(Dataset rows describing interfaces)
== Segment start ==

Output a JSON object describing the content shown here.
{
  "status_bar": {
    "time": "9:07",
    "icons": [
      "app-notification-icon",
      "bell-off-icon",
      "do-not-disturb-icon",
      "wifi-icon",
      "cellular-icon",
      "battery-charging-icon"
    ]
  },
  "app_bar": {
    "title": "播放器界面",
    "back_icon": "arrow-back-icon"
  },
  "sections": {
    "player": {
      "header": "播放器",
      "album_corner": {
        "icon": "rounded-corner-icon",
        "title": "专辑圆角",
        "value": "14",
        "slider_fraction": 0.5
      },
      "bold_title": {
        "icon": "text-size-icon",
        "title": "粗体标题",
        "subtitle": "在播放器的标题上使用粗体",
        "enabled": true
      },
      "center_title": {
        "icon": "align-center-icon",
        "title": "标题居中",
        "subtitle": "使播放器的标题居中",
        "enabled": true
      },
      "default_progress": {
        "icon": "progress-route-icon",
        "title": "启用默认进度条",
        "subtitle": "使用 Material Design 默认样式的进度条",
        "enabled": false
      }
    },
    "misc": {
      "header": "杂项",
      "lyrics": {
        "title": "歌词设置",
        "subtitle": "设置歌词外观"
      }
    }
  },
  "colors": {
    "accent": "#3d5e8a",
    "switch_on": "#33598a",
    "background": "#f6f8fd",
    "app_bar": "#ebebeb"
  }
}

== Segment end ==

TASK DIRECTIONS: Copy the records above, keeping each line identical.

OUTPUT FOR THIS TASK:
Output a JSON object describing the content shown here.
{
  "status_bar": {
    "time": "9:07",
    "icons": [
      "app-notification-icon",
      "bell-off-icon",
      "do-not-disturb-icon",
      "wifi-icon",
      "cellular-icon",
      "battery-charging-icon"
    ]
  },
  "app_bar": {
    "title": "播放器界面",
    "back_icon": "arrow-back-icon"
  },
  "sections": {
    "player": {
      "header": "播放器",
      "album_corner": {
        "icon": "rounded-corner-icon",
        "title": "专辑圆角",
        "value": "14",
        "slider_fraction": 0.5
      },
      "bold_title": {
        "icon": "text-size-icon",
        "title": "粗体标题",
        "subtitle": "在播放器的标题上使用粗体",
        "enabled": true
      },
      "center_title": {
        "icon": "align-center-icon",
        "title": "标题居中",
        "subtitle": "使播放器的标题居中",
        "enabled": true
      },
      "default_progress": {
        "icon": "progress-route-icon",
        "title": "启用默认进度条",
        "subtitle": "使用 Material Design 默认样式的进度条",
        "enabled": false
      }
    },
    "misc": {
      "header": "杂项",
      "lyrics": {
        "title": "歌词设置",
        "subtitle": "设置歌词外观"
      }
    }
  },
  "colors": {
    "accent": "#3d5e8a",
    "switch_on": "#33598a",
    "background": "#f6f8fd",
    "app_bar": "#ebebeb"
  }
}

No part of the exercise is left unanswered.